Aim of the task
Which lines of the entries below include "Plan"? List them all.

Data provided
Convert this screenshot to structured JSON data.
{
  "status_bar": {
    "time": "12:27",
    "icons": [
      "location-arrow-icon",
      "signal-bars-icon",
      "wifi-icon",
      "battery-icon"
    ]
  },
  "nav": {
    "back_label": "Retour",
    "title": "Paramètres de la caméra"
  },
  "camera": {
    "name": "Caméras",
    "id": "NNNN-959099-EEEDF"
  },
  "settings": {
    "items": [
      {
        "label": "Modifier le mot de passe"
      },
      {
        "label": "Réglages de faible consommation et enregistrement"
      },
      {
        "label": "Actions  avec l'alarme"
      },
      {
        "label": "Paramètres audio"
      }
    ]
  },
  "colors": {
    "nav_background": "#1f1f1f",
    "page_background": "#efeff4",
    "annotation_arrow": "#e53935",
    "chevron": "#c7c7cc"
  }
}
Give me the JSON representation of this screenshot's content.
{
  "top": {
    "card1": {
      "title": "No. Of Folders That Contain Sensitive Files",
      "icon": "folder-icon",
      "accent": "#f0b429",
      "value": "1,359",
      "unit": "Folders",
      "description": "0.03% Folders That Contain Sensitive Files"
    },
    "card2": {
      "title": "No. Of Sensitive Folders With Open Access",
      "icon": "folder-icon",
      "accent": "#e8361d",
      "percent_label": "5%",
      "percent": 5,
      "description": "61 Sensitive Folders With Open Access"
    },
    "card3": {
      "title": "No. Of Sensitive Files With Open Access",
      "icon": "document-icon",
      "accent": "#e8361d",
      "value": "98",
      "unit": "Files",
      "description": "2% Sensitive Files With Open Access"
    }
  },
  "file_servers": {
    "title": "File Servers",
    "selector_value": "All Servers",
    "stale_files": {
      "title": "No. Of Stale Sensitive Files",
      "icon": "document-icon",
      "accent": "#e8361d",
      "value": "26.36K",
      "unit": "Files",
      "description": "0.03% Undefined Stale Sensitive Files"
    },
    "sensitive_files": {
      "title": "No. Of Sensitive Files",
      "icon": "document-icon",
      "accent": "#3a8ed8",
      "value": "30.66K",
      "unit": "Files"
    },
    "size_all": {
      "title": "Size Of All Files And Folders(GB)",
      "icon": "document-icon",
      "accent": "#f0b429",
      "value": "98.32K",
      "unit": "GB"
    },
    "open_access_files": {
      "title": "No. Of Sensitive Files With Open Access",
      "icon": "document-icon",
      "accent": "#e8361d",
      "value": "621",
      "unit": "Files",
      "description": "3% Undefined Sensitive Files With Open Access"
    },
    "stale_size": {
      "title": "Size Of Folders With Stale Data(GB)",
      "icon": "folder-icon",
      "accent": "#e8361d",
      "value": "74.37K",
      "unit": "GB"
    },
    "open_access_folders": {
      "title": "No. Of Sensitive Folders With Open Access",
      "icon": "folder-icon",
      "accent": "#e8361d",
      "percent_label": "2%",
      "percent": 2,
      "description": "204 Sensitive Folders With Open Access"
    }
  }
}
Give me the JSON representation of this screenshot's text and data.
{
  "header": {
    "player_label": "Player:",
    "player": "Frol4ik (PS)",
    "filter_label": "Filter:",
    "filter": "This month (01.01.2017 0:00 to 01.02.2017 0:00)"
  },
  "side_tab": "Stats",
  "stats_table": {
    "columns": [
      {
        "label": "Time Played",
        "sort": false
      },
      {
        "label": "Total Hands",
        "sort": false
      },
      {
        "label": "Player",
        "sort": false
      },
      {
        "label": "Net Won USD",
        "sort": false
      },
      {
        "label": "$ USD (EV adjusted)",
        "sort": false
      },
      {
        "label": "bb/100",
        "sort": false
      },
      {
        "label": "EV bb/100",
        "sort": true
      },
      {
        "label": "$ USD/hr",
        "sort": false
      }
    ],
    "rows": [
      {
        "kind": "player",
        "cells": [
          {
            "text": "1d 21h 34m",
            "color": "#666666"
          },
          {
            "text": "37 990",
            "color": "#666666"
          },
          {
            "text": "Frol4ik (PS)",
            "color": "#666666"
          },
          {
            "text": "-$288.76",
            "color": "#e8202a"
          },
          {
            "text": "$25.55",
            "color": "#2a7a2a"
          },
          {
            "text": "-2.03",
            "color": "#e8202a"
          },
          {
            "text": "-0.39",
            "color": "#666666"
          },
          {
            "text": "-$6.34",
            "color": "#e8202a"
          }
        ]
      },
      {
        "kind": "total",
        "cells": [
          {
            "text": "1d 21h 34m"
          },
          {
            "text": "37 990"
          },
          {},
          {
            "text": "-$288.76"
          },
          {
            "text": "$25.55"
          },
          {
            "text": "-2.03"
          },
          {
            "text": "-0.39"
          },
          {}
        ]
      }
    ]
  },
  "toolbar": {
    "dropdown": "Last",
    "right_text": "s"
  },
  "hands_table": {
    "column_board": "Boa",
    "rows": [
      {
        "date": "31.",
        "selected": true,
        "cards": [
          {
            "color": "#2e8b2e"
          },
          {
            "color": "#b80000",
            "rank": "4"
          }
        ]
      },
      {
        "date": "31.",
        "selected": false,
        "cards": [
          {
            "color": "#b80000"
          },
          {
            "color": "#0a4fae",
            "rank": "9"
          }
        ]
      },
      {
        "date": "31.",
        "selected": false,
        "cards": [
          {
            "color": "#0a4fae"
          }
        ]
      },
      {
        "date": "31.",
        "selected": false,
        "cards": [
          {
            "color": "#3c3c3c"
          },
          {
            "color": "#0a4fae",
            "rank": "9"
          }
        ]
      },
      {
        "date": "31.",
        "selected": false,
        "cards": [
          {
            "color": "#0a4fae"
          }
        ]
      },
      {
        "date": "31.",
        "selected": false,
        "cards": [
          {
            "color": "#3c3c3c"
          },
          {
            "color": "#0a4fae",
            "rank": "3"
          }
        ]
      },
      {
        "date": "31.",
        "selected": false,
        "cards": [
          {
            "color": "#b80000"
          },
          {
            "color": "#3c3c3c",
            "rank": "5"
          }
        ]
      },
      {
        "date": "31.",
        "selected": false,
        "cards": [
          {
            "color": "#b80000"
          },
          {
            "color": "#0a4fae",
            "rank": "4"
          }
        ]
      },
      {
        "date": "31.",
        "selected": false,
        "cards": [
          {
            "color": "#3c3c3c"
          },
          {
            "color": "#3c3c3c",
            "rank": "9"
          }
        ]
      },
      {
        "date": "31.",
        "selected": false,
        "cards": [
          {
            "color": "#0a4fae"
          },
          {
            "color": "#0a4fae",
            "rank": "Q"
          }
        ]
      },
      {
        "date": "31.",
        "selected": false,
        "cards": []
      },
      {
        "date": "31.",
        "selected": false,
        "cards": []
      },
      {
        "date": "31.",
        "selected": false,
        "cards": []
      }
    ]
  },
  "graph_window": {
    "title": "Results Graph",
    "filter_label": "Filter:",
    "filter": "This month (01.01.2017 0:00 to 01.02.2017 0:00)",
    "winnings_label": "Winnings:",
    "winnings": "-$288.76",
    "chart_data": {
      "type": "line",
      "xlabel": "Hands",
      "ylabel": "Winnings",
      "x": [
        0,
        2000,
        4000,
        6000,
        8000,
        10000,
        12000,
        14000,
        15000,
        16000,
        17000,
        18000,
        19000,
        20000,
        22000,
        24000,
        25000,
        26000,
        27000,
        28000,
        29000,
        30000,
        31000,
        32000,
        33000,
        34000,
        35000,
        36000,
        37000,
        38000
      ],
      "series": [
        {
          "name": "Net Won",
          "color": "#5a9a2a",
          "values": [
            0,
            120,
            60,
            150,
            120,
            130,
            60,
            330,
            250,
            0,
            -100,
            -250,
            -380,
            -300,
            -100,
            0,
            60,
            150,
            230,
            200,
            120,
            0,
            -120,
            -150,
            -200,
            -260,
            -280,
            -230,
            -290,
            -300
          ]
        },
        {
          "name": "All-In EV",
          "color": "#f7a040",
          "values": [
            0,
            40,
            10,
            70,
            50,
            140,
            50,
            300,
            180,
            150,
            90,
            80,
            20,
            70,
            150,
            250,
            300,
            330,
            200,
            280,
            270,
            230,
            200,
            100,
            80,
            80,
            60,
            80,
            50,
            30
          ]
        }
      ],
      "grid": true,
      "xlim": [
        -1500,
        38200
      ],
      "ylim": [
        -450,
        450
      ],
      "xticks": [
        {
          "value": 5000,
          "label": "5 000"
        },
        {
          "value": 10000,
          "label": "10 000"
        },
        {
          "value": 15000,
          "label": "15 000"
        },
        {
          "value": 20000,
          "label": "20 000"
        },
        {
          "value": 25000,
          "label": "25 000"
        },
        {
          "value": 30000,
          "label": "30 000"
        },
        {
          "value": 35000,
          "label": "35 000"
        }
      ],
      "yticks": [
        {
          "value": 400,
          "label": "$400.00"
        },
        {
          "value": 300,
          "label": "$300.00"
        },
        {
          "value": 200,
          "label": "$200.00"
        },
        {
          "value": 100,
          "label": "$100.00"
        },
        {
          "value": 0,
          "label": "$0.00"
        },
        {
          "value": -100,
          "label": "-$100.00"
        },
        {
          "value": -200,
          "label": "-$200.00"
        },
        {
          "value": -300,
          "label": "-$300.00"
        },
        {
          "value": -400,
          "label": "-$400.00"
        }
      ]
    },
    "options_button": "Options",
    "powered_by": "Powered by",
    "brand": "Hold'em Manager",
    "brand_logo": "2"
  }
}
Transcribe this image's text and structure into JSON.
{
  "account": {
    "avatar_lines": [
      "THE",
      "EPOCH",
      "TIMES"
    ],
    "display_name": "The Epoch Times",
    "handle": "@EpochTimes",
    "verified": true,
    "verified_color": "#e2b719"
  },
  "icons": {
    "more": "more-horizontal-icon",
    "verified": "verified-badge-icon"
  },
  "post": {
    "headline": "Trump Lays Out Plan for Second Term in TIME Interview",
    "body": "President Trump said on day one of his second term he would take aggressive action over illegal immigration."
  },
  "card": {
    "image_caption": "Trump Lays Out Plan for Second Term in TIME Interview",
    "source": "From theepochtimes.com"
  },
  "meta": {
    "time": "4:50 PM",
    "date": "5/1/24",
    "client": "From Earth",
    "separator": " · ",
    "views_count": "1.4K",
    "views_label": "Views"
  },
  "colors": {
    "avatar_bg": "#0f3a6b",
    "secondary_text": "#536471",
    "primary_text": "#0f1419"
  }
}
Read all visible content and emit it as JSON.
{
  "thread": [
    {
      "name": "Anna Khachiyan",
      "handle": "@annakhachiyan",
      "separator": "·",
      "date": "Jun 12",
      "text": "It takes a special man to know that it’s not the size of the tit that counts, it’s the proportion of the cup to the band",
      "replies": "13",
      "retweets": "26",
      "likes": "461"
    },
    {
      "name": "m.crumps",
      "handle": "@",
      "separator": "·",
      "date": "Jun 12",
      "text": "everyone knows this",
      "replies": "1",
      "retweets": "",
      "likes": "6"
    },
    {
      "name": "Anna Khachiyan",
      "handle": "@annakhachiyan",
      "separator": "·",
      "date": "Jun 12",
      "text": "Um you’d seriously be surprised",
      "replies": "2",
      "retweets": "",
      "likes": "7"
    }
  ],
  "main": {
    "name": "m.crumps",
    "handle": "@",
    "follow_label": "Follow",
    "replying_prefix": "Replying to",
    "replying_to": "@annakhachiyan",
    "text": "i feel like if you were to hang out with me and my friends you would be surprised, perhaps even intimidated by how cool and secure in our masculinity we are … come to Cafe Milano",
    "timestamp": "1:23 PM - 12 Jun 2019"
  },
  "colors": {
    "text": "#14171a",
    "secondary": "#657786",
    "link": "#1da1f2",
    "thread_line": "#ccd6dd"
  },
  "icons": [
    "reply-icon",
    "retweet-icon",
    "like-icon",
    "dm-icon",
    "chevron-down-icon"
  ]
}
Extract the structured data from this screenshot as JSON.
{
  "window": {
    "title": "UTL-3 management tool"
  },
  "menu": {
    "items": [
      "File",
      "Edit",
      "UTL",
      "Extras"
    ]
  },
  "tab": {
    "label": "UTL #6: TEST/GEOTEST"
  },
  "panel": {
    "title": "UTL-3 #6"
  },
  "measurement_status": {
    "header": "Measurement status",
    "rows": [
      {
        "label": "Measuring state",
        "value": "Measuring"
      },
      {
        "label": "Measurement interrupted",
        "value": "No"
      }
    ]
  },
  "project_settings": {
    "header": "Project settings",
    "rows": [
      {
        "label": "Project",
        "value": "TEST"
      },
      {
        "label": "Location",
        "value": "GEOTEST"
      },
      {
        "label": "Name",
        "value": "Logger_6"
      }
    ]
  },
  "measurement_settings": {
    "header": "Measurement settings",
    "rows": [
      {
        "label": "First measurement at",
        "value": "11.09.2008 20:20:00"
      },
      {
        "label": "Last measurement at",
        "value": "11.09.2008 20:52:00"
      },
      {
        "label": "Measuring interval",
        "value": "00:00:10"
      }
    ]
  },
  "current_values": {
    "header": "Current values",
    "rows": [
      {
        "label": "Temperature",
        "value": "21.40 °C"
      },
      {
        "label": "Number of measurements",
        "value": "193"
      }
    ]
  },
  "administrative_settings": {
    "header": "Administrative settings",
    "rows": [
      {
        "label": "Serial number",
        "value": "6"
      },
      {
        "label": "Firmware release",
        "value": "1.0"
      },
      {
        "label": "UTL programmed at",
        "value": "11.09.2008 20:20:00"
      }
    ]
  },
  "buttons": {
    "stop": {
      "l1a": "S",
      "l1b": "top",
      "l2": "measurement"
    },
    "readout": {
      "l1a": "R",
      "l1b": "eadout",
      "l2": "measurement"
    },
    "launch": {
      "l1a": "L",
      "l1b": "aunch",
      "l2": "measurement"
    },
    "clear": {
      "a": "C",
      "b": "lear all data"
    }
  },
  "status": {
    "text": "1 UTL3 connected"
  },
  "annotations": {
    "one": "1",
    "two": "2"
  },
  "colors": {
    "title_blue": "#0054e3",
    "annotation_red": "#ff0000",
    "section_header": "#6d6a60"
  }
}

Answer to the problem
    "headline": "Trump Lays Out Plan for Second Term in TIME Interview",
    "image_caption": "Trump Lays Out Plan for Second Term in TIME Interview",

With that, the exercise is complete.